Tuesday, April 4, 2023

The Demon Titivillus

This post mentioned Titivillus, a demon blamed for causing errors in the writings of Caesarius of Heisterbach. (Here he is in a Book of Hours from 1510, taunting St. Bernard.) More has been written about Titivillus—and he appears in more artist renditions—than some saints!

At a time when fear of demons was common, they were "seen" everywhere: causing children to be ill, folk to go mad, cows to dry up, crops to fail, wells to go bad, etc.—they were constantly interfering with human life. One of them was considered the "patron demon of scribes" because he was blamed for errors in manuscripts. His name was Titivillus, sometimes Tutivillus, but in some of the earliest manuscript mentions, their middle letter is unclear and could be n or u/v, so it is written sometimes as Titinillus.

Despite the connection to Caesarius, and a reference in the writings of John of Wales, who died c.1285, as a demon who existed to introduce errors into scribal work, the Oxford English Dictionary's entry attributes the first reference to Peter Paludanus (c.1275 - 1342), who became Latin Patriarch of Jerusalem. The OED suggests the name of the demon might come from Latin titivillitium, a "mere trifle." Titivillus must have been looking over James Murray's shoulder, because Titivillus is clearly found in John of Wales' work long before Peter Paludanus would have been writing. In the Tractatus de Penitentia ("Tract on Sin"), we find

Fragmina verborum titivillus colligit horum
Quibus die mille vicibus se sarcinat ille.

Titivillus gathers up the fragments of these words
with which he fills his sack a thousand times a day.

He gets mentioned in a lot of medieval sermons as a reminder to be ever on guard against error and sloth. Titivillus became a character in medieval Mystery Plays. In the 15th century morality play Mankind, Titivillus is summoned by Mischief and other distractions to make Mankind's life difficult, but only after the audience is asked to pay extra money to make him appear (presumably his costume was suitably fabulous to charge extra). Titivillus' standing as a literary figure fades after that, and Shakespeare uses "Tilly-vally" a couple times when a character brushes off a complaint worthy of Titivillus' sack.

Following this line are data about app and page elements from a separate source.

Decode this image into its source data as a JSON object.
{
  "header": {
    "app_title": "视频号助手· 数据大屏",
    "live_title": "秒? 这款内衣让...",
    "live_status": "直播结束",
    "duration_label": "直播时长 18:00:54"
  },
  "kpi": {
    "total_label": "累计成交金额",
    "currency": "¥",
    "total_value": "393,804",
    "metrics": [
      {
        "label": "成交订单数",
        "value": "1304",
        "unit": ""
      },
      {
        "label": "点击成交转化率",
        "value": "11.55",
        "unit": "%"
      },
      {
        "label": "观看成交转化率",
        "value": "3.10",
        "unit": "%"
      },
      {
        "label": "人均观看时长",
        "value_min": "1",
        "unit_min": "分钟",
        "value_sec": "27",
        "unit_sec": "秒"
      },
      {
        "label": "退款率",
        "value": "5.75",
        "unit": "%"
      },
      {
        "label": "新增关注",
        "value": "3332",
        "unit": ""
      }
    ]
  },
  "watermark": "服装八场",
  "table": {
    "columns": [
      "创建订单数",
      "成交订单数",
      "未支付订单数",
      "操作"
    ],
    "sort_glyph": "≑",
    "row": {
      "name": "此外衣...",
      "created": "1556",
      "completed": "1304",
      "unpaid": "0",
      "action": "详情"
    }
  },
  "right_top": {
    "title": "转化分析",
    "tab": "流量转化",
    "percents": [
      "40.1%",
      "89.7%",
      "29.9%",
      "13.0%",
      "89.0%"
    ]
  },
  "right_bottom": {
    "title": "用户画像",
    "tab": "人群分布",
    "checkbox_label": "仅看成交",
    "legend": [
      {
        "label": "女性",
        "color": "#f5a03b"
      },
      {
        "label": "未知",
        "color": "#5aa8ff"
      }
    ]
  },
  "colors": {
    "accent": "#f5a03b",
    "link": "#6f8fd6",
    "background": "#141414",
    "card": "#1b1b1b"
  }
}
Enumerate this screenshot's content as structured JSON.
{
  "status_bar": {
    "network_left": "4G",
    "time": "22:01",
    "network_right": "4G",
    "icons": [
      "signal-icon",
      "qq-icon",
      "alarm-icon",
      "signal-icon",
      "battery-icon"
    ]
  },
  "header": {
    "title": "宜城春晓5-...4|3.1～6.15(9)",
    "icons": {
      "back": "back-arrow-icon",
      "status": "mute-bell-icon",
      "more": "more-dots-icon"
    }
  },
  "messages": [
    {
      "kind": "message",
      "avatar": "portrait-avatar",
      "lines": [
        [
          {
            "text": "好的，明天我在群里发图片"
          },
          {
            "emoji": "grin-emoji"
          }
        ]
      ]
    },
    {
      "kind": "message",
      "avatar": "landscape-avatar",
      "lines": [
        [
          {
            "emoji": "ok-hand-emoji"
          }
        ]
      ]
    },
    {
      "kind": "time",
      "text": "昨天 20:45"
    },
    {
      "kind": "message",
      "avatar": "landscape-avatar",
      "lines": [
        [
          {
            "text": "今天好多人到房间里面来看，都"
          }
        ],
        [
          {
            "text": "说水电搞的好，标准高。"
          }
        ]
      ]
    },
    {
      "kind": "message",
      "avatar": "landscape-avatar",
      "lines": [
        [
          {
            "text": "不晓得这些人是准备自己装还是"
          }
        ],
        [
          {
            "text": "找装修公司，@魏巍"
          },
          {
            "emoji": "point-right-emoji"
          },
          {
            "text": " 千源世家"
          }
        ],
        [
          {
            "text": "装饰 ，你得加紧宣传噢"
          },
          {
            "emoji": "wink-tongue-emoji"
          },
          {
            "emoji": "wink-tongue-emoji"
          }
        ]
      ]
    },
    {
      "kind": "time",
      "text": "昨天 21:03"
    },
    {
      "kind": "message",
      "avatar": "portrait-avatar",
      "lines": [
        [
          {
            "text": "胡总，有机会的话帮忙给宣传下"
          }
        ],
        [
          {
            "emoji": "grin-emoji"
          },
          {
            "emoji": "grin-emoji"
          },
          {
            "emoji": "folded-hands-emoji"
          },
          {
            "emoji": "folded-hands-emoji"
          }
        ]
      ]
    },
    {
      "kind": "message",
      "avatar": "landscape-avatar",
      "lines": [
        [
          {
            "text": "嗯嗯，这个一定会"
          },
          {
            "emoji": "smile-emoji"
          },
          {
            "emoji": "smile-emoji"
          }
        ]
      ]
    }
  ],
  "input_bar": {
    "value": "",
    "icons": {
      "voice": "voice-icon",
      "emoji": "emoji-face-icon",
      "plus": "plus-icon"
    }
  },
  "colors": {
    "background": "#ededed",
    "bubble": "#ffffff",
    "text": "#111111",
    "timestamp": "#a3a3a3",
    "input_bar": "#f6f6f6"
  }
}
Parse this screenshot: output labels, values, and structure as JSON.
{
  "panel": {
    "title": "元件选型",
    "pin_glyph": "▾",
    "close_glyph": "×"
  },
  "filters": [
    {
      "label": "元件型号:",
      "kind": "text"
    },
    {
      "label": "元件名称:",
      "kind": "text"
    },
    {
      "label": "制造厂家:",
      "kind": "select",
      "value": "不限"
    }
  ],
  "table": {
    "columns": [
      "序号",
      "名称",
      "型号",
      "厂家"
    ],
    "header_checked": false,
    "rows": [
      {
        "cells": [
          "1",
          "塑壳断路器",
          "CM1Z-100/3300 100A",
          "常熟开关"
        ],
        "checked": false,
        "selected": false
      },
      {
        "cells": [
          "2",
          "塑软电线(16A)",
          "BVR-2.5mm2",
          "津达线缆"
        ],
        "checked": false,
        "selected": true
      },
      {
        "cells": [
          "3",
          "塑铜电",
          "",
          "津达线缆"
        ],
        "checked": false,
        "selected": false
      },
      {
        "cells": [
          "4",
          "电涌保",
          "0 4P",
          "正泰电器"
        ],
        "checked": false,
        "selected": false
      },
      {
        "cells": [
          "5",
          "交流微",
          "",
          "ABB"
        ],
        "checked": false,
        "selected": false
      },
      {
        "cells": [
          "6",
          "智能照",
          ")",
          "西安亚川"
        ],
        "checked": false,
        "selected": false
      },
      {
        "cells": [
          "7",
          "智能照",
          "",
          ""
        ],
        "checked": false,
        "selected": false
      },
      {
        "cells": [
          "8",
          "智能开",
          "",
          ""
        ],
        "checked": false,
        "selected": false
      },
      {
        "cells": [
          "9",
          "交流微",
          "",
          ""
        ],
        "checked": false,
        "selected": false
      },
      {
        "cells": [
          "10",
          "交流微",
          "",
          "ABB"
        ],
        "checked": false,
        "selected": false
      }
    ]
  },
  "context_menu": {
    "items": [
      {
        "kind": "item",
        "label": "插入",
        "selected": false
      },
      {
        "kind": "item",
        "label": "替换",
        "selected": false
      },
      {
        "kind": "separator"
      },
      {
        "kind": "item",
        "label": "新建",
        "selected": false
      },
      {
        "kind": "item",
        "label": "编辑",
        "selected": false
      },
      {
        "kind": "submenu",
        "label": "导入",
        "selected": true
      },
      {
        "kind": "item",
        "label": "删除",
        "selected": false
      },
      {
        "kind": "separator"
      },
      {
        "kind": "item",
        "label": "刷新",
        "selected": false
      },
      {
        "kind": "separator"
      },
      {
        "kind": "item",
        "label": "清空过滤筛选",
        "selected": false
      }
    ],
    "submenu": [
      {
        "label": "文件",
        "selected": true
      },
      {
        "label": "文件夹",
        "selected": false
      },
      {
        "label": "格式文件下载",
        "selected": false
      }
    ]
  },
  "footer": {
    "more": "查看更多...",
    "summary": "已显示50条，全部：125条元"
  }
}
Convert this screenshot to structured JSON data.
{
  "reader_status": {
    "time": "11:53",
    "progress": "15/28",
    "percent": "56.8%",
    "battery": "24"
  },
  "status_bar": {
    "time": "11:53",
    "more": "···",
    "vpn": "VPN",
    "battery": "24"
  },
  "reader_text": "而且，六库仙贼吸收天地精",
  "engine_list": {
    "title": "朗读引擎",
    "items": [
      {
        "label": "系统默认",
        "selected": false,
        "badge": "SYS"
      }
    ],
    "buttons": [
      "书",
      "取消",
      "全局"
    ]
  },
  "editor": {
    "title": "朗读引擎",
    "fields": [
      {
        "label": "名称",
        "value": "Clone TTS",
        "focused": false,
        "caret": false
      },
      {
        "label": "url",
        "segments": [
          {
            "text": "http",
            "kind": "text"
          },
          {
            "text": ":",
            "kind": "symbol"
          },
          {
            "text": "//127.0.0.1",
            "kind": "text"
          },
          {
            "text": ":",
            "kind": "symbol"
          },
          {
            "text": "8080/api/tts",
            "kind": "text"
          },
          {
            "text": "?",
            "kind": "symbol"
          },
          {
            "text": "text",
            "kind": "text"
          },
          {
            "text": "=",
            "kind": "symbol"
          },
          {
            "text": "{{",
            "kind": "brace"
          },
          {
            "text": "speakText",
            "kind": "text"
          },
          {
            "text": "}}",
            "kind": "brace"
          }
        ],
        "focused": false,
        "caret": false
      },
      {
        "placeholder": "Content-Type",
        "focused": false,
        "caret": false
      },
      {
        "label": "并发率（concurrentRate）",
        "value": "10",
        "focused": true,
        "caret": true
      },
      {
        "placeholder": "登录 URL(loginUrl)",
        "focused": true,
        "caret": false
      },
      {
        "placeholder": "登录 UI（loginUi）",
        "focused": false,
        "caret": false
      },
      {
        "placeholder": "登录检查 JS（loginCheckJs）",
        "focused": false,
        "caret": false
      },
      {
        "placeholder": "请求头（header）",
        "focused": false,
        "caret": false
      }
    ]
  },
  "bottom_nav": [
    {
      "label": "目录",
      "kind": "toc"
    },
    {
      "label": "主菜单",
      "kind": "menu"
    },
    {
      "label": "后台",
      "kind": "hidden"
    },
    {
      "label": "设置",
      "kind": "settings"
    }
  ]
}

Concerning the phrase "fills his sack." This is not about inducing errors into manuscripts, but something else. Titivillus' career gets conflated with that of other popular medieval figures to watch out for: a "recording demon" and a "sack demon." That's an entirely different post.

Titivillus' presence can still be detected, such as in the fact that the OED (and I cannot believe I have never mentioned it and its mentor James Murray before) misses the earliest reference (but then, I am reading from the first edition; it has been updated). He influences my own work: although I proofread my post hours after writing it and being away, I still miss errors, which are found and shared by a very good friend; I know he is a good friend because he reads daily! (Come to think of it, that friend's name is Nick, and isn't "Old Nick" a name for the devil? Maybe he's trying to undo Titivillus' history of work?)

Well, more demons tomorrow.


  1. The Second Edition of the OED (1989) also gives Paludanus as the first appearance of Tittivilus. Perhaps you should contact them with a correction!

  2. Old Titivilus has sat on the shoulder of many a student writing papers for me. His presence certainly explains errors that I swore I fixed in my several books and articles!

  3. My friend ruth was so delighted by this blog that she did some extra research and came up with this added bio of the typographing demon.http://preces-latinae.org/thesaurus/Introductio/Titivillus.html

  4. Ruth also came up with an image of the Virgin Mary Kayoing Titivillus with a sock to the eye. That's what I call militant Christianity. I can't seem to copy it here.